Wyoming

Should Radio-Collared Animals Be Legally Protected?

Candice Gaukel Andrews by Candice Gaukel Andrews | January 21st, 2013 | 14 Comments
topic: Eco Travel, Green Living | tags: animals, bear, bears, biologists, buffer zones, deer, Eco Travel, elk, environment, GPS, gray wolves, hunters, hunting, legal protection, Minnesota, Montana, nature, New York Times, park boundaries, predators, radio collaring, radio collars, radio telemetry, research data, scientists, Shoshone National Forest, travel, wild animals, wildlife, wolf, Wolf 754, wolves, Wyoming, Yellowstone National Park

Single wolf

Despite your stance on the ethics of radio-collaring wild animals, it can’t be denied that such endeavors provide scientists with reams of valuable data, such as information on where and how animals move and migrate, the nuisance activity they engage in, their reproduction and mortality rates, and how to establish wise management practices regarding them.

That’s why when a collared research animal is lost, it’s not just a detriment to that animal’s social group or species but to our understanding of nature, as well.

Usually, the death of a collared animal goes unnoticed, except within a few scientific circles.
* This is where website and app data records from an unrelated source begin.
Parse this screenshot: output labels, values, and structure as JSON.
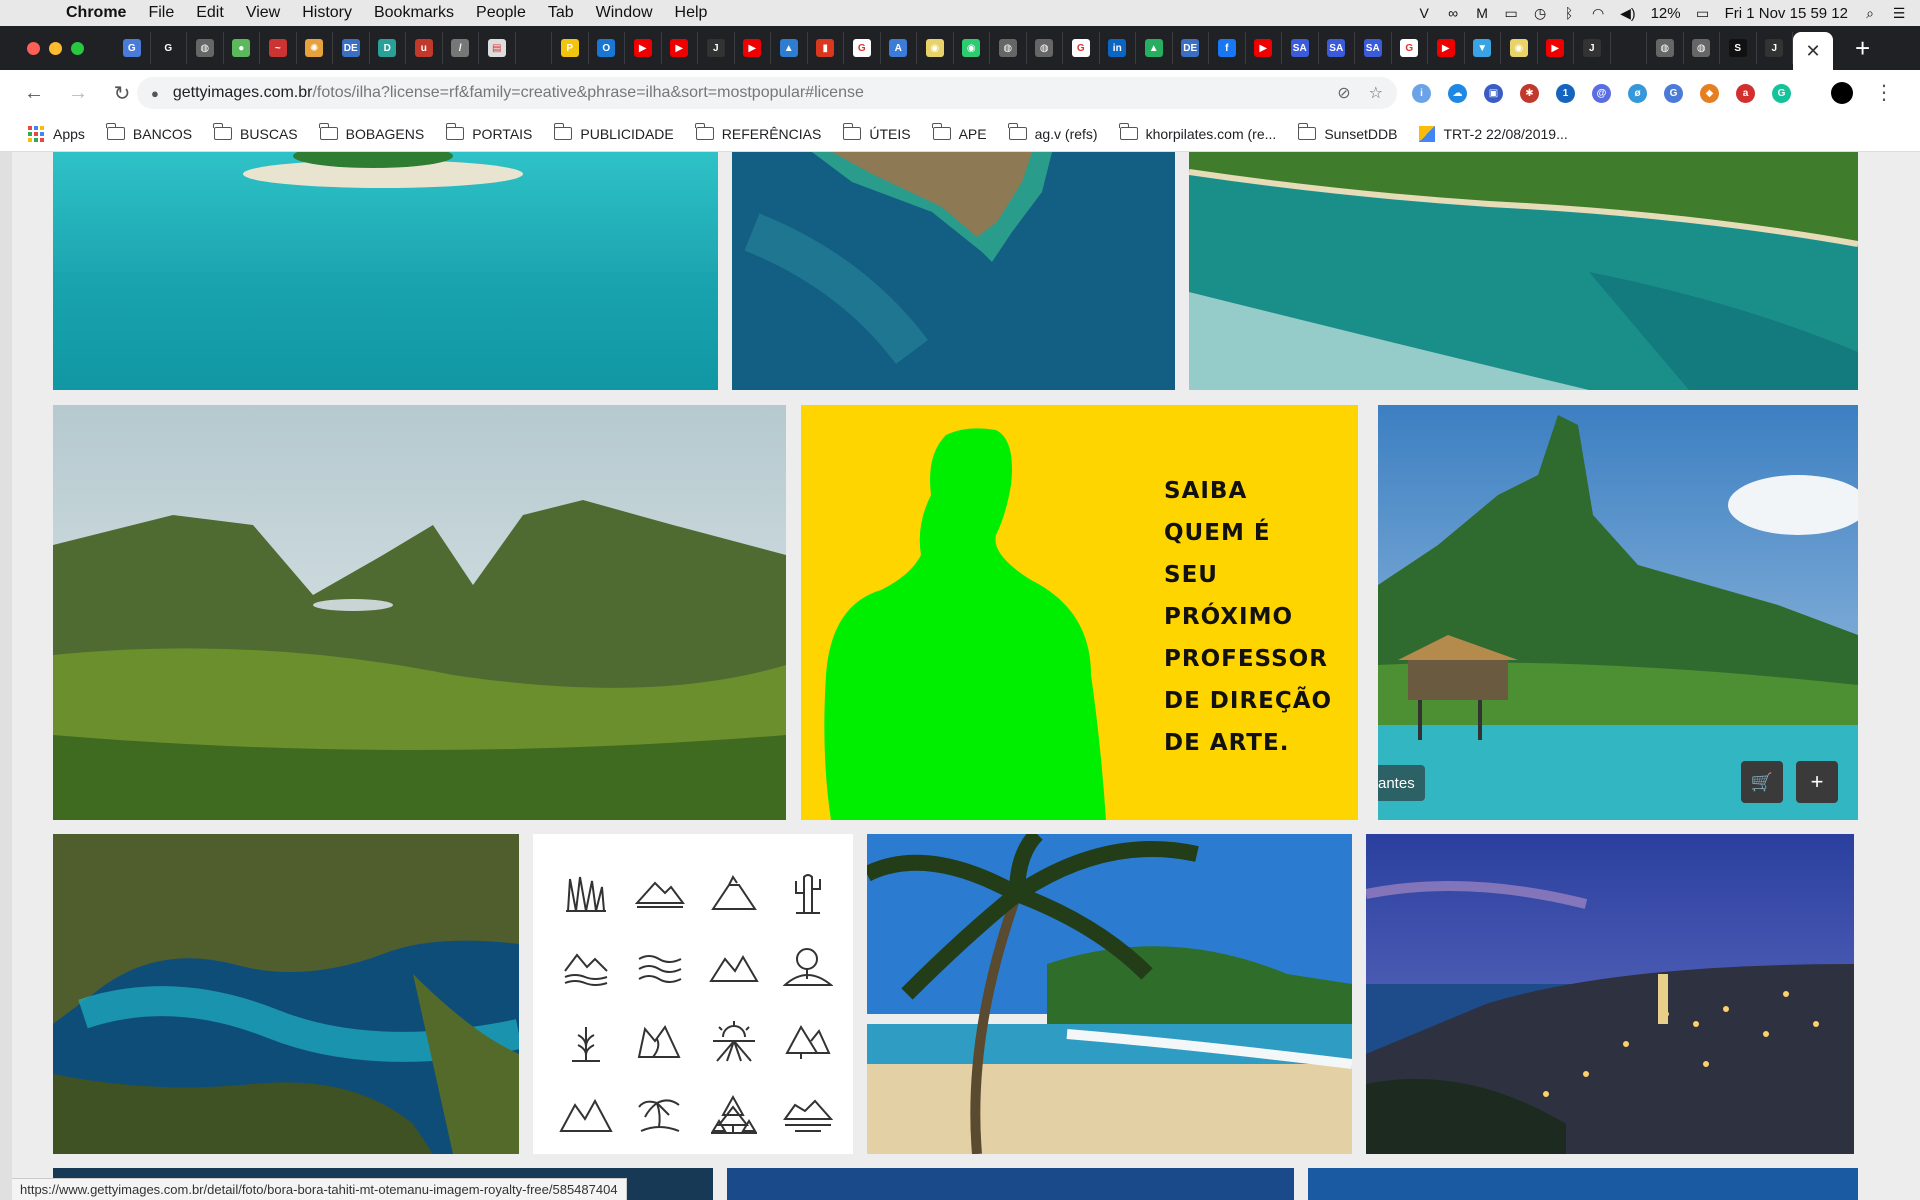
{
  "menubar": {
    "app_name": "Chrome",
    "items": [
      "File",
      "Edit",
      "View",
      "History",
      "Bookmarks",
      "People",
      "Tab",
      "Window",
      "Help"
    ],
    "status": {
      "battery": "12%",
      "clock": "Fri 1 Nov  15 59 12"
    }
  },
  "tabs": {
    "favicons": [
      {
        "icon": "google-translate-icon",
        "color": "#4a7bd8",
        "glyph": "G"
      },
      {
        "icon": "google-icon",
        "color": "#1f2125",
        "glyph": "G"
      },
      {
        "icon": "globe-icon",
        "color": "#666",
        "glyph": "◍"
      },
      {
        "icon": "evernote-icon",
        "color": "#5cb85c",
        "glyph": "●"
      },
      {
        "icon": "mustache-icon",
        "color": "#c33",
        "glyph": "~"
      },
      {
        "icon": "sun-icon",
        "color": "#e6a23c",
        "glyph": "✺"
      },
      {
        "icon": "de-icon",
        "color": "#3a6fc4",
        "glyph": "DE"
      },
      {
        "icon": "d-icon",
        "color": "#2aa198",
        "glyph": "D"
      },
      {
        "icon": "u-icon",
        "color": "#c0392b",
        "glyph": "u"
      },
      {
        "icon": "slash-icon",
        "color": "#777",
        "glyph": "/"
      },
      {
        "icon": "doc-icon",
        "color": "#ddd",
        "glyph": "▤"
      },
      {
        "icon": "blank-icon",
        "color": "#1f2125",
        "glyph": ""
      },
      {
        "icon": "bolt-icon",
        "color": "#f1c40f",
        "glyph": "P"
      },
      {
        "icon": "outlook-icon",
        "color": "#1976d2",
        "glyph": "O"
      },
      {
        "icon": "youtube-icon",
        "color": "#e00",
        "glyph": "▶"
      },
      {
        "icon": "youtube-icon",
        "color": "#e00",
        "glyph": "▶"
      },
      {
        "icon": "jeep-icon",
        "color": "#333",
        "glyph": "J"
      },
      {
        "icon": "youtube-icon",
        "color": "#e00",
        "glyph": "▶"
      },
      {
        "icon": "drive-icon",
        "color": "#2e7dd1",
        "glyph": "▲"
      },
      {
        "icon": "office-icon",
        "color": "#d9381e",
        "glyph": "▮"
      },
      {
        "icon": "google-icon",
        "color": "#fff",
        "glyph": "G"
      },
      {
        "icon": "arch-icon",
        "color": "#3d7bd9",
        "glyph": "A"
      },
      {
        "icon": "eye-icon",
        "color": "#e8d36a",
        "glyph": "◉"
      },
      {
        "icon": "gb-icon",
        "color": "#2ecc71",
        "glyph": "◉"
      },
      {
        "icon": "globe-icon",
        "color": "#666",
        "glyph": "◍"
      },
      {
        "icon": "globe-icon",
        "color": "#666",
        "glyph": "◍"
      },
      {
        "icon": "google-icon",
        "color": "#fff",
        "glyph": "G"
      },
      {
        "icon": "linkedin-icon",
        "color": "#0a66c2",
        "glyph": "in"
      },
      {
        "icon": "mountain-icon",
        "color": "#27ae60",
        "glyph": "▲"
      },
      {
        "icon": "de-icon",
        "color": "#3a6fc4",
        "glyph": "DE"
      },
      {
        "icon": "facebook-icon",
        "color": "#1877f2",
        "glyph": "f"
      },
      {
        "icon": "youtube-icon",
        "color": "#e00",
        "glyph": "▶"
      },
      {
        "icon": "sa-icon",
        "color": "#3b5bdb",
        "glyph": "SA"
      },
      {
        "icon": "sa-icon",
        "color": "#3b5bdb",
        "glyph": "SA"
      },
      {
        "icon": "sa-icon",
        "color": "#3b5bdb",
        "glyph": "SA"
      },
      {
        "icon": "google-icon",
        "color": "#fff",
        "glyph": "G"
      },
      {
        "icon": "youtube-icon",
        "color": "#e00",
        "glyph": "▶"
      },
      {
        "icon": "shirt-icon",
        "color": "#3aa3e3",
        "glyph": "▼"
      },
      {
        "icon": "eye-icon",
        "color": "#e8d36a",
        "glyph": "◉"
      },
      {
        "icon": "youtube-icon",
        "color": "#e00",
        "glyph": "▶"
      },
      {
        "icon": "jeep-icon",
        "color": "#333",
        "glyph": "J"
      },
      {
        "icon": "blank-icon",
        "color": "#1f2125",
        "glyph": ""
      },
      {
        "icon": "globe-icon",
        "color": "#666",
        "glyph": "◍"
      },
      {
        "icon": "globe-icon",
        "color": "#666",
        "glyph": "◍"
      },
      {
        "icon": "s-icon",
        "color": "#111",
        "glyph": "S"
      },
      {
        "icon": "jeep-icon",
        "color": "#333",
        "glyph": "J"
      }
    ],
    "new_tab": "+",
    "close": "✕"
  },
  "toolbar": {
    "back": "←",
    "forward": "→",
    "reload": "↻",
    "url_host": "gettyimages.com.br",
    "url_path": "/fotos/ilha?license=rf&family=creative&phrase=ilha&sort=mostpopular#license",
    "star": "☆",
    "extensions": [
      {
        "icon": "info-icon",
        "color": "#6aa3e8",
        "glyph": "i"
      },
      {
        "icon": "cloud-icon",
        "color": "#1e88e5",
        "glyph": "☁"
      },
      {
        "icon": "square-icon",
        "color": "#3a5cc6",
        "glyph": "▣"
      },
      {
        "icon": "puzzle-icon",
        "color": "#c0392b",
        "glyph": "✱"
      },
      {
        "icon": "1password-icon",
        "color": "#1565c0",
        "glyph": "1"
      },
      {
        "icon": "at-icon",
        "color": "#5b6ee1",
        "glyph": "@"
      },
      {
        "icon": "eye-slash-icon",
        "color": "#3498db",
        "glyph": "ø"
      },
      {
        "icon": "translate-icon",
        "color": "#4a7bd8",
        "glyph": "G"
      },
      {
        "icon": "box-icon",
        "color": "#e67e22",
        "glyph": "◆"
      },
      {
        "icon": "av-icon",
        "color": "#d32f2f",
        "glyph": "a"
      },
      {
        "icon": "grammarly-icon",
        "color": "#15c39a",
        "glyph": "G"
      }
    ],
    "kebab": "⋮"
  },
  "bookmarks": {
    "apps_label": "Apps",
    "folders": [
      "BANCOS",
      "BUSCAS",
      "BOBAGENS",
      "PORTAIS",
      "PUBLICIDADE",
      "REFERÊNCIAS",
      "ÚTEIS",
      "APE",
      "ag.v (refs)",
      "khorpilates.com (re...",
      "SunsetDDB"
    ],
    "last": "TRT-2 22/08/2019..."
  },
  "promo": {
    "lines": [
      "SAIBA",
      "QUEM É",
      "SEU",
      "PRÓXIMO",
      "PROFESSOR",
      "DE DIREÇÃO",
      "DE ARTE."
    ],
    "bg": "#ffd500",
    "silhouette": "#00ee00"
  },
  "hover": {
    "label": "antes",
    "cart": "🛒",
    "add": "+"
  },
  "status_url": "https://www.gettyimages.com.br/detail/foto/bora-bora-tahiti-mt-otemanu-imagem-royalty-free/585487404"
}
But when Wolf No. 754, a popular Yellowstone National Park research animal, was recently shot by a hunter in Wyoming’s Shoshone National Forest, a few miles outside the national park boundary, reverberations and outrage were felt around the world.

It’s causing some to ask: Should research animals be given full, legal protection?

Searching for the Sound of Silence: Earth’s Vanishing Quiet Places

Wendy Worrall Redal by Wendy Worrall Redal | October 22nd, 2010 | 3 Comments
topic: Eco Travel, Green Living | tags: Cirque of the Towers, civilization, encroachment, Gordon Hempton, National Park Service, nature, noise pollution, overpopulation, quiet, silence, silent, sound, travel, wilderness, Wind River Range, Wyoming

Cirque of the Towers

In this two-part blog series, Wendy Worrall Redal explores our vanishing quiet places and what that loss could mean for us.

Are Animals Taking the Blame for Our Bad Behavior?

Candice Gaukel Andrews by Candice Gaukel Andrews | September 27th, 2010 | 6 Comments
topic: Eco Travel, Green Living | tags: animals, Bryce Canyon National Park, buffalo, camping, Coyote, Eco Travel, environment, Glacier National Park, grizzly bears, hiking, hoodoos, Idaho, Katmai National Park, Montana, national parks, nature, Paiutes, wildlife, Wyoming, Yellowstone National Park

Bryce Canyon National Park

There are many Native American stories regarding the stunning red, orange and white hoodoos in Utah’s Bryce Canyon National Park. The Paiute Indians call the park Unka-timpe-wa-wince-pockich — which means “red rocks standing like men in a bowl-shaped canyon.” According to one of their myths, a long time ago a group of people moved into the area and made Coyote angry with their bad behavior. Coyote put a curse on the people, turning them to stone. The canyon’s hoodoos are these Legend People.